If you’re like most public workers, you probably have to work five to seven years before you can qualify for any pension benefits. Reaching this threshold is known as “vesting.”

Before vesting, no pension benefits have been guaranteed. If individuals enrolled in a pension plan leave employment before vesting, they are only entitled to receive back their own contributions.[1] The number of years required vest is the minimum necessary to qualify for claiming a future retirement benefit. Qualifications to claim a pension are usually a combination of years of service and age. For example, a common qualification threshold is 60 years old and at least 10 years of service. Another common qualification is “Rule of 90,” where the threshold to cross is any combination of age and years of service that add up to 90, such as 65 years old with 25 years of service.

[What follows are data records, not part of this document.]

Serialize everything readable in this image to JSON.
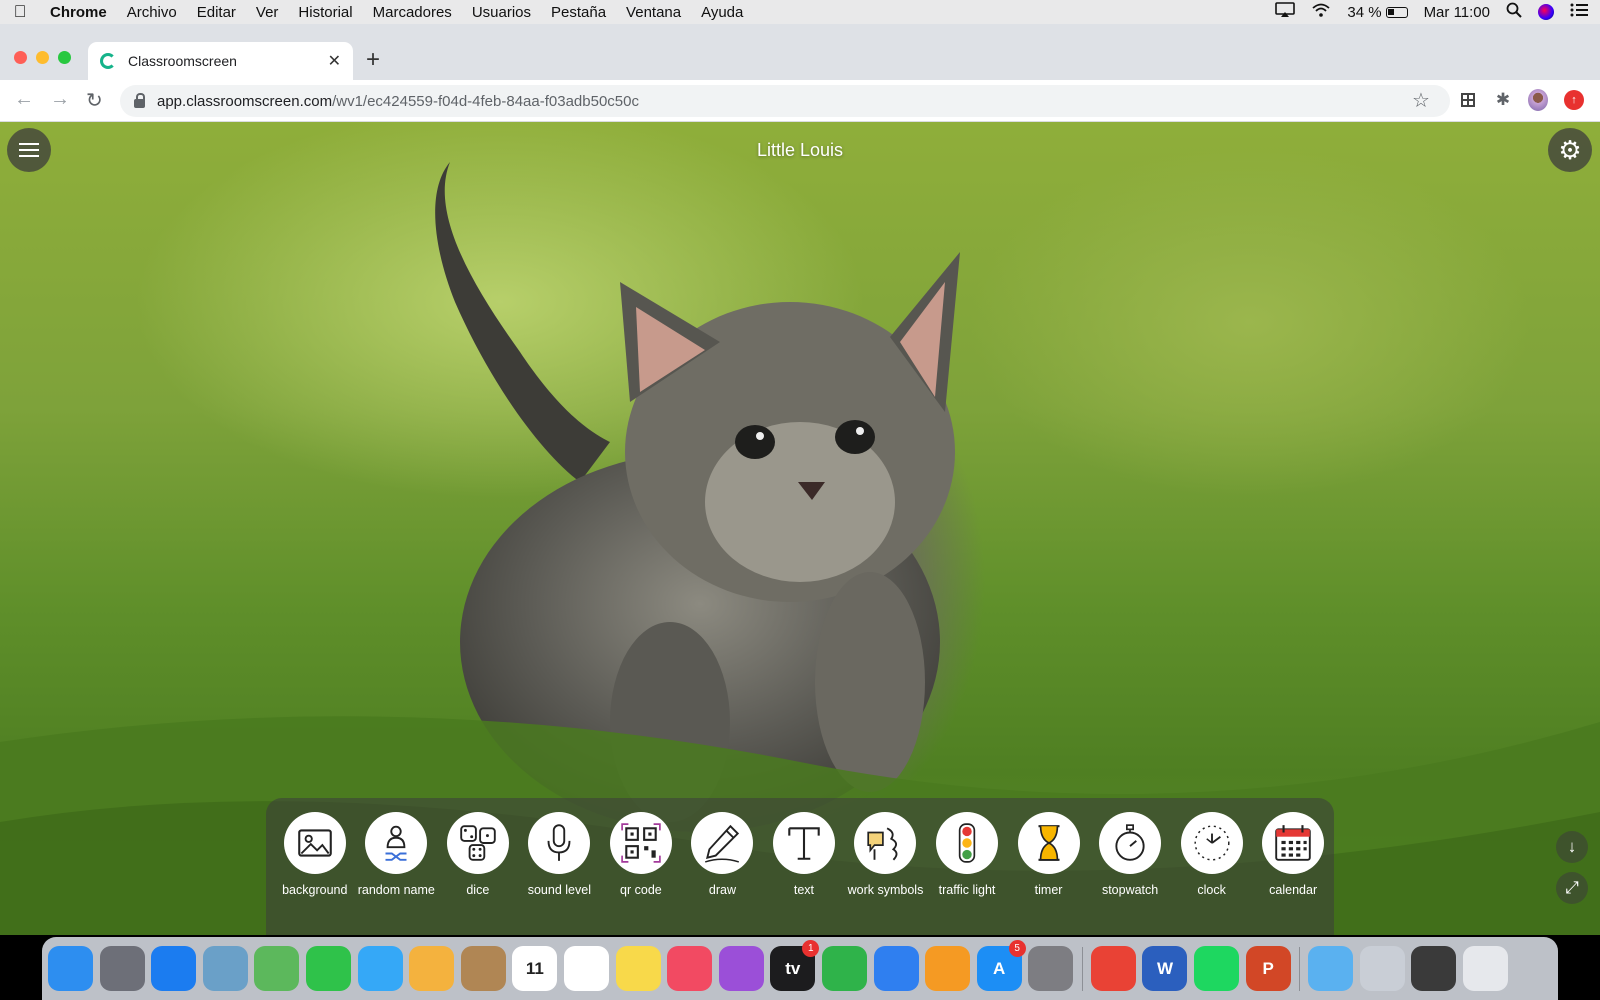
{
  "menubar": {
    "app_name": "Chrome",
    "items": [
      "Archivo",
      "Editar",
      "Ver",
      "Historial",
      "Marcadores",
      "Usuarios",
      "Pestaña",
      "Ventana",
      "Ayuda"
    ],
    "battery": "34 %",
    "clock": "Mar 11:00"
  },
  "browser": {
    "tab_title": "Classroomscreen",
    "url_host": "app.classroomscreen.com",
    "url_path": "/wv1/ec424559-f04d-4feb-84aa-f03adb50c50c"
  },
  "board": {
    "title": "Little Louis",
    "widgets": [
      {
        "id": "background",
        "label": "background",
        "icon": "image-icon"
      },
      {
        "id": "random-name",
        "label": "random name",
        "icon": "person-shuffle-icon"
      },
      {
        "id": "dice",
        "label": "dice",
        "icon": "dice-icon"
      },
      {
        "id": "sound-level",
        "label": "sound level",
        "icon": "microphone-icon"
      },
      {
        "id": "qr-code",
        "label": "qr code",
        "icon": "qr-code-icon"
      },
      {
        "id": "draw",
        "label": "draw",
        "icon": "pencil-icon"
      },
      {
        "id": "text",
        "label": "text",
        "icon": "text-icon"
      },
      {
        "id": "work-symbols",
        "label": "work symbols",
        "icon": "work-symbols-icon"
      },
      {
        "id": "traffic-light",
        "label": "traffic light",
        "icon": "traffic-light-icon"
      },
      {
        "id": "timer",
        "label": "timer",
        "icon": "hourglass-icon"
      },
      {
        "id": "stopwatch",
        "label": "stopwatch",
        "icon": "stopwatch-icon"
      },
      {
        "id": "clock",
        "label": "clock",
        "icon": "clock-icon"
      },
      {
        "id": "calendar",
        "label": "calendar",
        "icon": "calendar-icon"
      }
    ]
  },
  "dock": {
    "apps": [
      {
        "name": "finder-icon",
        "color": "#2d8ef0"
      },
      {
        "name": "launchpad-icon",
        "color": "#6d6f78"
      },
      {
        "name": "safari-icon",
        "color": "#1b7cf0"
      },
      {
        "name": "preview-icon",
        "color": "#6aa0c8"
      },
      {
        "name": "maps-icon",
        "color": "#5cb85c"
      },
      {
        "name": "facetime-icon",
        "color": "#2fc24a"
      },
      {
        "name": "messages-icon",
        "color": "#35a8f7"
      },
      {
        "name": "photos-icon",
        "color": "#f4b23e"
      },
      {
        "name": "contacts-icon",
        "color": "#b08654"
      },
      {
        "name": "calendar-app-icon",
        "color": "#ffffff",
        "text": "11",
        "text_color": "#222"
      },
      {
        "name": "reminders-icon",
        "color": "#ffffff"
      },
      {
        "name": "notes-icon",
        "color": "#f8d94a"
      },
      {
        "name": "music-icon",
        "color": "#f24a62"
      },
      {
        "name": "podcasts-icon",
        "color": "#9b4fd8"
      },
      {
        "name": "apple-tv-icon",
        "color": "#1c1c1e",
        "text": "tv",
        "badge": "1"
      },
      {
        "name": "numbers-icon",
        "color": "#2fb34a"
      },
      {
        "name": "keynote-icon",
        "color": "#2f7ff0"
      },
      {
        "name": "pages-icon",
        "color": "#f59a23"
      },
      {
        "name": "app-store-icon",
        "color": "#1c8ef5",
        "text": "A",
        "badge": "5"
      },
      {
        "name": "system-preferences-icon",
        "color": "#7d7d82"
      },
      {
        "name": "chrome-icon",
        "color": "#e94235"
      },
      {
        "name": "word-icon",
        "color": "#2b5fbe",
        "text": "W"
      },
      {
        "name": "spotify-icon",
        "color": "#1ed760"
      },
      {
        "name": "powerpoint-icon",
        "color": "#d24726",
        "text": "P"
      },
      {
        "name": "downloads-folder-icon",
        "color": "#5ab1f0"
      },
      {
        "name": "stack-icon",
        "color": "#c9ced6"
      },
      {
        "name": "stack-2-icon",
        "color": "#3a3a3a"
      },
      {
        "name": "trash-icon",
        "color": "#e6e8ec"
      }
    ]
  }
}
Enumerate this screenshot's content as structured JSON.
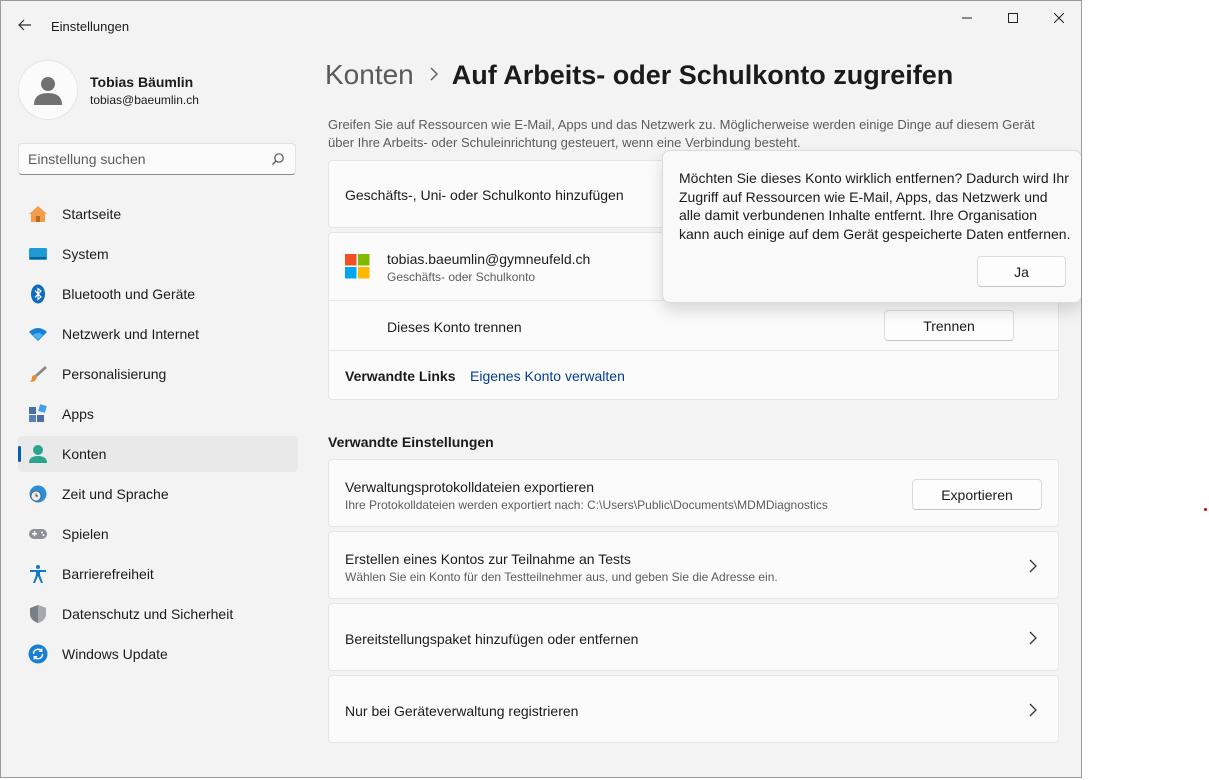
{
  "window": {
    "title": "Einstellungen"
  },
  "profile": {
    "name": "Tobias Bäumlin",
    "email": "tobias@baeumlin.ch"
  },
  "search": {
    "placeholder": "Einstellung suchen"
  },
  "nav": {
    "items": [
      {
        "label": "Startseite",
        "icon": "home-icon"
      },
      {
        "label": "System",
        "icon": "system-display-icon"
      },
      {
        "label": "Bluetooth und Geräte",
        "icon": "bluetooth-icon"
      },
      {
        "label": "Netzwerk und Internet",
        "icon": "wifi-icon"
      },
      {
        "label": "Personalisierung",
        "icon": "paintbrush-icon"
      },
      {
        "label": "Apps",
        "icon": "apps-icon"
      },
      {
        "label": "Konten",
        "icon": "accounts-icon",
        "active": true
      },
      {
        "label": "Zeit und Sprache",
        "icon": "globe-clock-icon"
      },
      {
        "label": "Spielen",
        "icon": "gamepad-icon"
      },
      {
        "label": "Barrierefreiheit",
        "icon": "accessibility-icon"
      },
      {
        "label": "Datenschutz und Sicherheit",
        "icon": "shield-icon"
      },
      {
        "label": "Windows Update",
        "icon": "windows-update-icon"
      }
    ]
  },
  "page": {
    "breadcrumb_parent": "Konten",
    "breadcrumb_current": "Auf Arbeits- oder Schulkonto zugreifen",
    "description": "Greifen Sie auf Ressourcen wie E-Mail, Apps und das Netzwerk zu. Möglicherweise werden einige Dinge auf diesem Gerät über Ihre Arbeits- oder Schuleinrichtung gesteuert, wenn eine Verbindung besteht."
  },
  "add_account": {
    "label": "Geschäfts-, Uni- oder Schulkonto hinzufügen"
  },
  "account": {
    "email": "tobias.baeumlin@gymneufeld.ch",
    "type": "Geschäfts- oder Schulkonto",
    "disconnect_label": "Dieses Konto trennen",
    "disconnect_button": "Trennen",
    "related_links_label": "Verwandte Links",
    "manage_link": "Eigenes Konto verwalten"
  },
  "related": {
    "title": "Verwandte Einstellungen",
    "export": {
      "title": "Verwaltungsprotokolldateien exportieren",
      "subtitle": "Ihre Protokolldateien werden exportiert nach: C:\\Users\\Public\\Documents\\MDMDiagnostics",
      "button": "Exportieren"
    },
    "test_account": {
      "title": "Erstellen eines Kontos zur Teilnahme an Tests",
      "subtitle": "Wählen Sie ein Konto für den Testteilnehmer aus, und geben Sie die Adresse ein."
    },
    "provisioning": {
      "title": "Bereitstellungspaket hinzufügen oder entfernen"
    },
    "enroll": {
      "title": "Nur bei Geräteverwaltung registrieren"
    }
  },
  "flyout": {
    "text": "Möchten Sie dieses Konto wirklich entfernen? Dadurch wird Ihr Zugriff auf Ressourcen wie E-Mail, Apps, das Netzwerk und alle damit verbundenen Inhalte entfernt. Ihre Organisation kann auch einige auf dem Gerät gespeicherte Daten entfernen.",
    "confirm": "Ja"
  },
  "colors": {
    "accent": "#005fb8",
    "link": "#003e92"
  }
}
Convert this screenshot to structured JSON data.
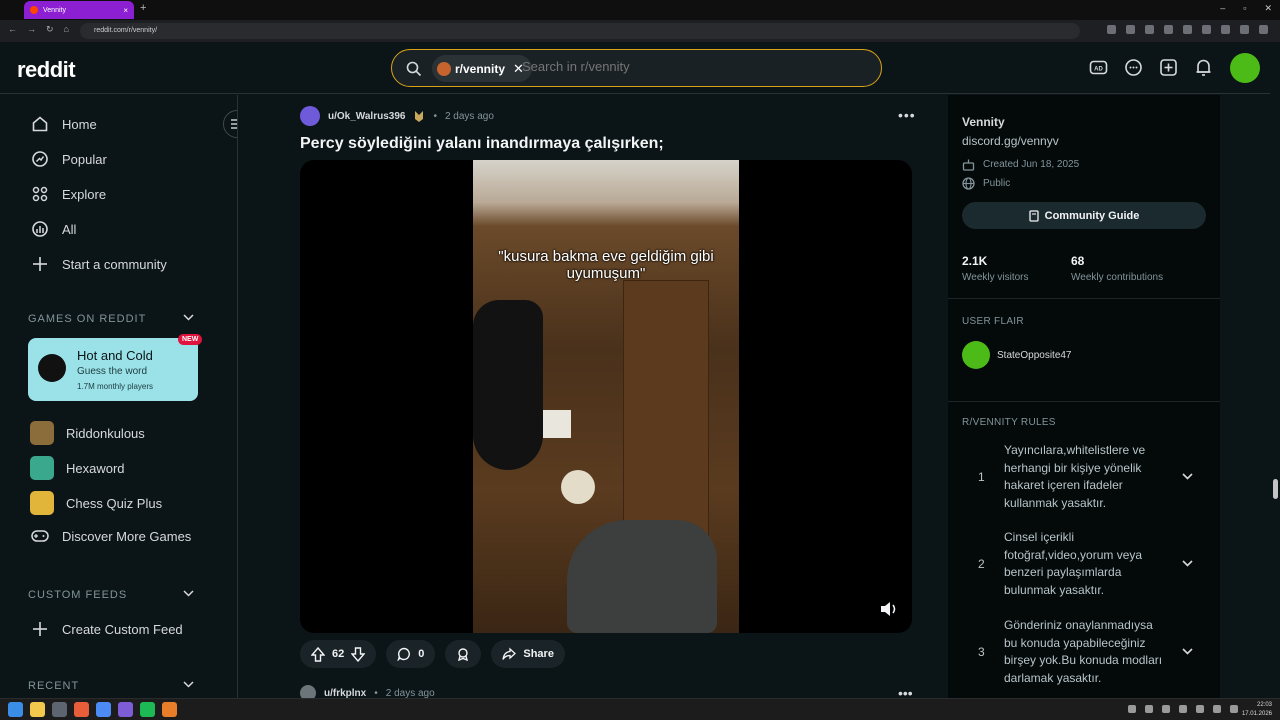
{
  "browser": {
    "tab_title": "Vennity",
    "url": "reddit.com/r/vennity/"
  },
  "header": {
    "logo": "reddit",
    "search_chip": "r/vennity",
    "search_placeholder": "Search in r/vennity"
  },
  "sidebar": {
    "nav": [
      {
        "label": "Home",
        "icon": "home-icon"
      },
      {
        "label": "Popular",
        "icon": "popular-icon"
      },
      {
        "label": "Explore",
        "icon": "explore-icon"
      },
      {
        "label": "All",
        "icon": "all-icon"
      },
      {
        "label": "Start a community",
        "icon": "plus-icon"
      }
    ],
    "games_header": "GAMES ON REDDIT",
    "featured_game": {
      "title": "Hot and Cold",
      "subtitle": "Guess the word",
      "players": "1.7M monthly players",
      "badge": "NEW"
    },
    "games": [
      {
        "label": "Riddonkulous"
      },
      {
        "label": "Hexaword"
      },
      {
        "label": "Chess Quiz Plus"
      },
      {
        "label": "Discover More Games"
      }
    ],
    "custom_feeds_header": "CUSTOM FEEDS",
    "create_custom_feed": "Create Custom Feed",
    "recent_header": "RECENT"
  },
  "post": {
    "author": "u/Ok_Walrus396",
    "time": "2 days ago",
    "separator": "•",
    "title": "Percy söylediğini yalanı inandırmaya çalışırken;",
    "caption": "\"kusura bakma eve geldiğim gibi uyumuşum\"",
    "upvotes": "62",
    "comments": "0",
    "share_label": "Share"
  },
  "next_post": {
    "author": "u/frkplnx",
    "time": "2 days ago"
  },
  "community": {
    "name": "Vennity",
    "description": "discord.gg/vennyv",
    "created": "Created Jun 18, 2025",
    "visibility": "Public",
    "guide_label": "Community Guide",
    "weekly_visitors_value": "2.1K",
    "weekly_visitors_label": "Weekly visitors",
    "weekly_contrib_value": "68",
    "weekly_contrib_label": "Weekly contributions",
    "user_flair_header": "USER FLAIR",
    "flair_user": "StateOpposite47",
    "rules_header": "R/VENNITY RULES",
    "rules": [
      {
        "num": "1",
        "text": "Yayıncılara,whitelistlere ve herhangi bir kişiye yönelik hakaret içeren ifadeler kullanmak yasaktır."
      },
      {
        "num": "2",
        "text": "Cinsel içerikli fotoğraf,video,yorum veya benzeri paylaşımlarda bulunmak yasaktır."
      },
      {
        "num": "3",
        "text": "Gönderiniz onaylanmadıysa bu konuda yapabileceğiniz birşey yok.Bu konuda modları darlamak yasaktır."
      }
    ]
  },
  "taskbar": {
    "time": "22:03",
    "date": "17.01.2026"
  },
  "colors": {
    "background": "#0b1416",
    "search_border": "#d9a319",
    "accent_tab": "#8b1fd1",
    "game_card": "#9ae2e8",
    "new_badge": "#e0133e"
  }
}
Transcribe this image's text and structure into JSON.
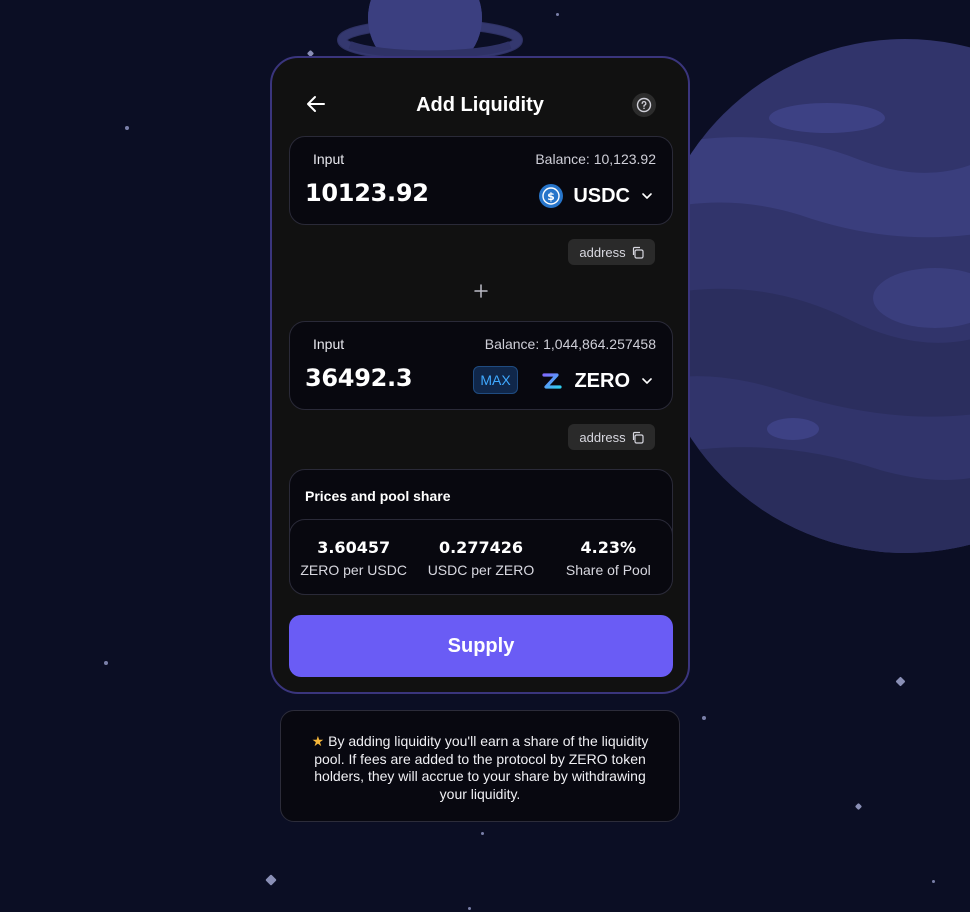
{
  "header": {
    "title": "Add Liquidity"
  },
  "input1": {
    "label": "Input",
    "balance": "Balance: 10,123.92",
    "amount": "10123.92",
    "token": "USDC",
    "token_icon": "usdc-icon",
    "address_label": "address"
  },
  "input2": {
    "label": "Input",
    "balance": "Balance: 1,044,864.257458",
    "amount": "36492.3",
    "max_label": "MAX",
    "token": "ZERO",
    "token_icon": "zero-icon",
    "address_label": "address"
  },
  "prices": {
    "title": "Prices and pool share",
    "items": [
      {
        "value": "3.60457",
        "label": "ZERO per USDC"
      },
      {
        "value": "0.277426",
        "label": "USDC per ZERO"
      },
      {
        "value": "4.23%",
        "label": "Share of Pool"
      }
    ]
  },
  "supply_label": "Supply",
  "info": {
    "star": "★",
    "text": "By adding liquidity you'll earn a share of the liquidity pool. If fees are added to the protocol by ZERO token holders, they will accrue to your share by withdrawing your liquidity."
  },
  "colors": {
    "background": "#0b0e24",
    "card": "#111111",
    "card_border": "#3a357d",
    "accent": "#6a5cf5",
    "max": "#3fa9ff",
    "usdc": "#2775ca",
    "star": "#f5b63a"
  }
}
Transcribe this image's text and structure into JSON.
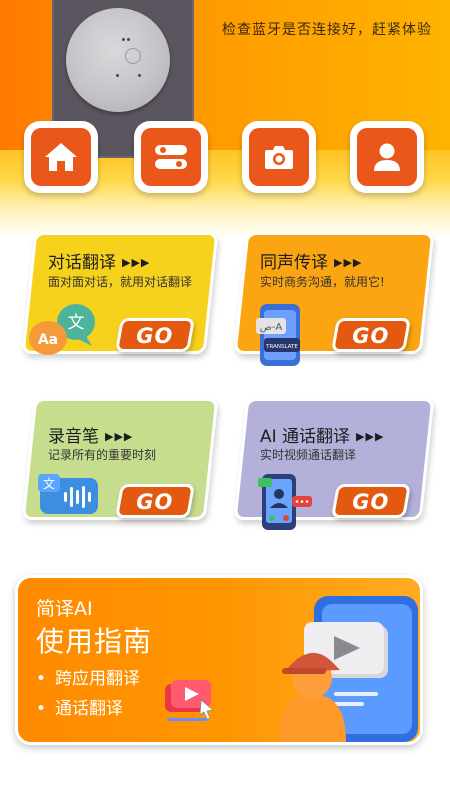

Changing Vesting Periods

One way that states have changed public sector pension plans over the past few decades has been to increase the number of years required to vest. For example, in 2008 the average vesting period for pension plans covering teachers was 5.8 years. But over the past 10 years more than a dozen states have increased the vesting period. Today, the average vesting point is 6.5 years. As shown in the chart below, in 20 states teachers must now wait seven to 10 years to vest.

Source: Equable Institute and Lifting the Pension Fog

Some argue that longer vesting periods help retain teachers—though there isn’t strong research to back up this claim.[2] The reality is that longer vesting periods mean fewer teachers will receive retirement benefits.

 

[1] The exception to this rule is South Dakota Retirement System, which will refund to a non-vested member upon leaving employment 100% of employee contributions and 75% of employer contributions on their behalf. SDRS is very rare in offering this kind of pension benefit.

[2] There is only limited empirical research on the effects of vesting periods. While it is possible that longer vesting periods might keep teachers who have spent four years in the workforce another year to reach a fifth year if vesting is at five years, teacher exit surveys suggest life events (such as having a child or a change in a spouse’s job), changes in job preferences, and school leadership are driving factors in causing teachers to leave their jobs — none of which will be influenced by a vesting period. See this report from Bellwether, 2018.


This article is part of Equable’s Pension Basics series. To learn more about how your pension works, check out the other articles in the series:

 

1. How Pension Benefits Are Calculated

2. Vesting

3. The Pension Funding Formula

4. Assumed Rate of Return

5. Normal Cost

6. Unfunded Liabilities (aka Pension Debt)

7. Actuarially Determined Contributions

8. Paying the Pension Bill

9. Funded Status

10. Governance

11. Pension Myths & Facts: The Assumed Rate of Return Does Not Determine the Value of Benefits

12. Pension Myths & Facts: The Funded Status of Pension Plans Does Not Depend on More Public Employees